The province’s move to cut the size of council will have an impact on incumbency, as Glenn De Baermaeker’s decision to throw in the towel attests. Some, like Mammoliti, will try to hang on for dear life. In fact, I feel reasonably certain that he deployed his latest outrage in a bid to make himself more electable, or at least visible, for the looming run-off against Anthony Peruzza and up-and-comer Tiffany Ford in the merged York West.
But the coming shake-out of long-haul councillors – good, bad, and indifferent – certainly shouldn’t be seen as a reduction in the currency of name recognition in Toronto’s municipal politics. The next crop will be also able to exploit the benefits of the incumbency advantage for as long as they choose.
I have wondered for several years why we don’t have term limits – a three-term limit would seem reasonable, with 12 years more than sufficient for a new councillor to get established, advance local projects, and see them through. But then enough already.

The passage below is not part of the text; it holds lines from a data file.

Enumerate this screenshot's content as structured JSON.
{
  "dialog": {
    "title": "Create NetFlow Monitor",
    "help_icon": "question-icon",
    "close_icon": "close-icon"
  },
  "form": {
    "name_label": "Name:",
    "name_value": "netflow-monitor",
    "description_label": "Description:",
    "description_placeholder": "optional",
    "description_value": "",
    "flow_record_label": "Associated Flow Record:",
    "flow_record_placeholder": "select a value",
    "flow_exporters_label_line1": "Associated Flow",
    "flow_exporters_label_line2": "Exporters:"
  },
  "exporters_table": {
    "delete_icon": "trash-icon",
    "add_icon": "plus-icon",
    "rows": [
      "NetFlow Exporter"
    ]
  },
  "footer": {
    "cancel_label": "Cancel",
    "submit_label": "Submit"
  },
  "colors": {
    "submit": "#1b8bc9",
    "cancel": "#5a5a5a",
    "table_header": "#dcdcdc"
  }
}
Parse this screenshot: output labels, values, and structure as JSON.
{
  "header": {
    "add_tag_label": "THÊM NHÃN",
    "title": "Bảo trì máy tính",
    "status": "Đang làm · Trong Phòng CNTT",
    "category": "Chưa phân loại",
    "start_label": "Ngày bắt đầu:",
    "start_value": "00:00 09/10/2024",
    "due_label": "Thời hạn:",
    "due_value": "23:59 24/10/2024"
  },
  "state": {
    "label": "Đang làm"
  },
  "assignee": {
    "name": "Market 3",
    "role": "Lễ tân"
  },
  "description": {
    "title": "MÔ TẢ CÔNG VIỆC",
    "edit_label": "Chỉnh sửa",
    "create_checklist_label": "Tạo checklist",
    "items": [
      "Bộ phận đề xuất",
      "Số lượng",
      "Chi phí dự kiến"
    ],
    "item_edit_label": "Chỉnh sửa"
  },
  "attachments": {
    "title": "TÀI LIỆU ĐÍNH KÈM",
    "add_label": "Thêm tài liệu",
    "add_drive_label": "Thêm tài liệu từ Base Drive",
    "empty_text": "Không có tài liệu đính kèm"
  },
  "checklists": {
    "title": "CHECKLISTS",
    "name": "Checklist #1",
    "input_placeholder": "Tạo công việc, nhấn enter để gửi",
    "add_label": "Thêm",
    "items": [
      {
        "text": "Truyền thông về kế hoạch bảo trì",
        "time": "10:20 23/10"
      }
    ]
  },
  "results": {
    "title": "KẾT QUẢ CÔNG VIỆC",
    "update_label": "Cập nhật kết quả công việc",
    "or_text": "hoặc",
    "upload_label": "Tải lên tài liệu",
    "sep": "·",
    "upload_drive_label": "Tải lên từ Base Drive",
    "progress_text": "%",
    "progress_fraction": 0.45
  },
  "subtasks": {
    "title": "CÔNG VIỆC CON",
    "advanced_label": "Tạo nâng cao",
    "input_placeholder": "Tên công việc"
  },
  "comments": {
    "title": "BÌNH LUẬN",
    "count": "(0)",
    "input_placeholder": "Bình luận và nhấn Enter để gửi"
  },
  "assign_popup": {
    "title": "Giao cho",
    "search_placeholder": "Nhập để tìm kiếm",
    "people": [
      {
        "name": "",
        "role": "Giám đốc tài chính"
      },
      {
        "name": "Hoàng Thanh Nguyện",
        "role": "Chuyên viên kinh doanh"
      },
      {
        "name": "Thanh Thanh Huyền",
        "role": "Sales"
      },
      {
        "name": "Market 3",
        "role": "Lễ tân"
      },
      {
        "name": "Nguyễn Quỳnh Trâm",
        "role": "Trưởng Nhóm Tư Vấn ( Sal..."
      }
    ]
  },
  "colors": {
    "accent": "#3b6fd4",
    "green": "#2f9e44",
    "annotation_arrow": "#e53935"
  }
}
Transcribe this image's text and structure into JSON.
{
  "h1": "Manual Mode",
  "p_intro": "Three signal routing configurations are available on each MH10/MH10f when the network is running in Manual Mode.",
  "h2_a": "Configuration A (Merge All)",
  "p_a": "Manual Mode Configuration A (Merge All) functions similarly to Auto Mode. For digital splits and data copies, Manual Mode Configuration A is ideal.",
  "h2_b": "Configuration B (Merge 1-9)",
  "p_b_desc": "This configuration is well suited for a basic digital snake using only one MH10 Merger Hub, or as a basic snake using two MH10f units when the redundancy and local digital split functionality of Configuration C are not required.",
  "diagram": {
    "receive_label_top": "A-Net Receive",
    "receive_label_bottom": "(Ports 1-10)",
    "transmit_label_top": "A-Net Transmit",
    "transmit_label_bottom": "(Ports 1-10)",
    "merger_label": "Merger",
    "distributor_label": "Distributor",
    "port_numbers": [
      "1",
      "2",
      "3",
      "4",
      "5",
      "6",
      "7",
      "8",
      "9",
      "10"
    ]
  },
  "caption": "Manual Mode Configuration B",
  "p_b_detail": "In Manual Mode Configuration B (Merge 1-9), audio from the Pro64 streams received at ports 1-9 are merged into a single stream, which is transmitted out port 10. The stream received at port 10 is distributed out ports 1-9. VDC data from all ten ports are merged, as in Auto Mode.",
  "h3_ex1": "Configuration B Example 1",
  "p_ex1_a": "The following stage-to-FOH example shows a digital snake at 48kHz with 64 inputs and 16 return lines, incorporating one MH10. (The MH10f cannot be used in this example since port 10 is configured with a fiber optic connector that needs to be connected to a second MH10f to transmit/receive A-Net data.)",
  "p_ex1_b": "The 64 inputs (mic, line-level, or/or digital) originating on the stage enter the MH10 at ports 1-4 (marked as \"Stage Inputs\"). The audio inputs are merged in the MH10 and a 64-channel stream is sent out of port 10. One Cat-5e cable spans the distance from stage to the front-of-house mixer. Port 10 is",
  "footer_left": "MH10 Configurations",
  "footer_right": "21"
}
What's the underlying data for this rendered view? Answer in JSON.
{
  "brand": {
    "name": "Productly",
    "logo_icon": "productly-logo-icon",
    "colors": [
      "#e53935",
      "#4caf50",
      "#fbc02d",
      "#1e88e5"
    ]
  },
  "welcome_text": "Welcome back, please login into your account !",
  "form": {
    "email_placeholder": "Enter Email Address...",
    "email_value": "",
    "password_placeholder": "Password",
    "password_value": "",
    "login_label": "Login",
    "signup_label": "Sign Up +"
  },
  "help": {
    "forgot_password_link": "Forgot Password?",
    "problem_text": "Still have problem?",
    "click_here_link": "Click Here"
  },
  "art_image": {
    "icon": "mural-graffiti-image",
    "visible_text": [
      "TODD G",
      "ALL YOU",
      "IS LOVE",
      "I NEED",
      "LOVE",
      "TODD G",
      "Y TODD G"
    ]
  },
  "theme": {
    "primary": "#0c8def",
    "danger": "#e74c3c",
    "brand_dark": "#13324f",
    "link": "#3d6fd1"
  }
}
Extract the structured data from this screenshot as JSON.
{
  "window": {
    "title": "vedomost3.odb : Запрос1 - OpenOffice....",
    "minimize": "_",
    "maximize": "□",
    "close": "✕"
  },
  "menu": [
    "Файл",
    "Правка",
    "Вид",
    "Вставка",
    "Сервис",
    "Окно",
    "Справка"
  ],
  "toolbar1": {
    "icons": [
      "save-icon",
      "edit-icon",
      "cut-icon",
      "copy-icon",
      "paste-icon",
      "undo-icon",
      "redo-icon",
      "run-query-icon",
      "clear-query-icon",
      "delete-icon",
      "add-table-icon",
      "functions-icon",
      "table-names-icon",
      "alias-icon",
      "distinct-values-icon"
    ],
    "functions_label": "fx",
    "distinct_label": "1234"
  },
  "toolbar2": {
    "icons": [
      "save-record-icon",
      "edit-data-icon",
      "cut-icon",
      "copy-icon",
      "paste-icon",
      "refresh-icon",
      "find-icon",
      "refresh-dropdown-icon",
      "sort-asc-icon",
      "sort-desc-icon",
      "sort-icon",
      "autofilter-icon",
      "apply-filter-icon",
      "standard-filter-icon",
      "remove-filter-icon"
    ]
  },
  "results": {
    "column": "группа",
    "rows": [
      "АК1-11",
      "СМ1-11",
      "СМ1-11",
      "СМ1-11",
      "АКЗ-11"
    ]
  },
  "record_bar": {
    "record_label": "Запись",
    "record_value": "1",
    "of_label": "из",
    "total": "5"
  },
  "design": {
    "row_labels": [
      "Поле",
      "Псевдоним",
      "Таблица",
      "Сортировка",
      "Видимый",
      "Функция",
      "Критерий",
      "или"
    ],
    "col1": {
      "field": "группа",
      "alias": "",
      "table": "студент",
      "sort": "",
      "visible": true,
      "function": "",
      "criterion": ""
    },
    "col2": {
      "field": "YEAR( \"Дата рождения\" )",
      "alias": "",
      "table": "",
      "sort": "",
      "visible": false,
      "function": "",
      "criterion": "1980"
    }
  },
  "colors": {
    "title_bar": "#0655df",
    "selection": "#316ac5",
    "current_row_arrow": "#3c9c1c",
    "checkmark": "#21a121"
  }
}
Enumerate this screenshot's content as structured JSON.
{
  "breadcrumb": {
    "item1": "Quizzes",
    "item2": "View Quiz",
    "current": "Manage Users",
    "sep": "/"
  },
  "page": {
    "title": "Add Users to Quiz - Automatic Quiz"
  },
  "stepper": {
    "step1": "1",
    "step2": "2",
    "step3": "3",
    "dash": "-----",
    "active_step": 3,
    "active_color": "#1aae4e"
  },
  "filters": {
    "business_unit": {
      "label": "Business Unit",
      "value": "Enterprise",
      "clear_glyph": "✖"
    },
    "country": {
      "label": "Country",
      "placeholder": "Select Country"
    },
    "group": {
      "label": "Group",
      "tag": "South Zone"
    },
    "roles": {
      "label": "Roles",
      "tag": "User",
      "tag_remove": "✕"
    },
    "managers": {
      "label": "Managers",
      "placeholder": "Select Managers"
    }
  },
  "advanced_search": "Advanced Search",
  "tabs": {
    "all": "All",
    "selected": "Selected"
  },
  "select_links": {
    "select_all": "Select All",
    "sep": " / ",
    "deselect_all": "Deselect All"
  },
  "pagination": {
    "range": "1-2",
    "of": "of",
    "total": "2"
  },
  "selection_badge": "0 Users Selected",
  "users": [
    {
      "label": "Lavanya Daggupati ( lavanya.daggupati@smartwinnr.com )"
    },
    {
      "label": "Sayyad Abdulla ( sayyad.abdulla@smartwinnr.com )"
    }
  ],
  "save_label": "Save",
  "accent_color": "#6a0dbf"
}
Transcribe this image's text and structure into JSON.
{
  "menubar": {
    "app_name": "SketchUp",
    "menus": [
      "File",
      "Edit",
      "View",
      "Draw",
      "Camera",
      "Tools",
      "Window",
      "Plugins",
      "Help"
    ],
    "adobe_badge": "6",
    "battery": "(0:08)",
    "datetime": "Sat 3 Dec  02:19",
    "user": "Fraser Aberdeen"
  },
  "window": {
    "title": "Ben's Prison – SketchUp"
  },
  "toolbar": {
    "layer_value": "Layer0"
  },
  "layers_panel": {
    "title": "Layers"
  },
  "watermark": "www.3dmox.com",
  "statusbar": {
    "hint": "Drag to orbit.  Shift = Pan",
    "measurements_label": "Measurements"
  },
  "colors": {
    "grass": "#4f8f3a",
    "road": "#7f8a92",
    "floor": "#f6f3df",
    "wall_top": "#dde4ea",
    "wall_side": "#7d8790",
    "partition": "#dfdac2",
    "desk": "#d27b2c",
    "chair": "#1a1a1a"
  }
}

It’s true there are long-serving councillors, on all points of the political spectrum, who do right by their constituents. But highlighting the good apples misses the point. The city’s democratic institutions by rights should reflect its social make up. Toronto is one of the most socially and culturally dynamic cities on earth, yet it is encumbered with a rigid, non-replenishing form of local government that allows political parasites like Mammoliti to survive, term after term after term.
With apologies to the ranked ballots folks, term limits is the magic bullet reform that would blow open local government to new voices. That’s the fix the provincial government desperately needed to make, and then failed utterly to deliver.
Instead, we will continue to contend with idiots spewing fascist dog whistles.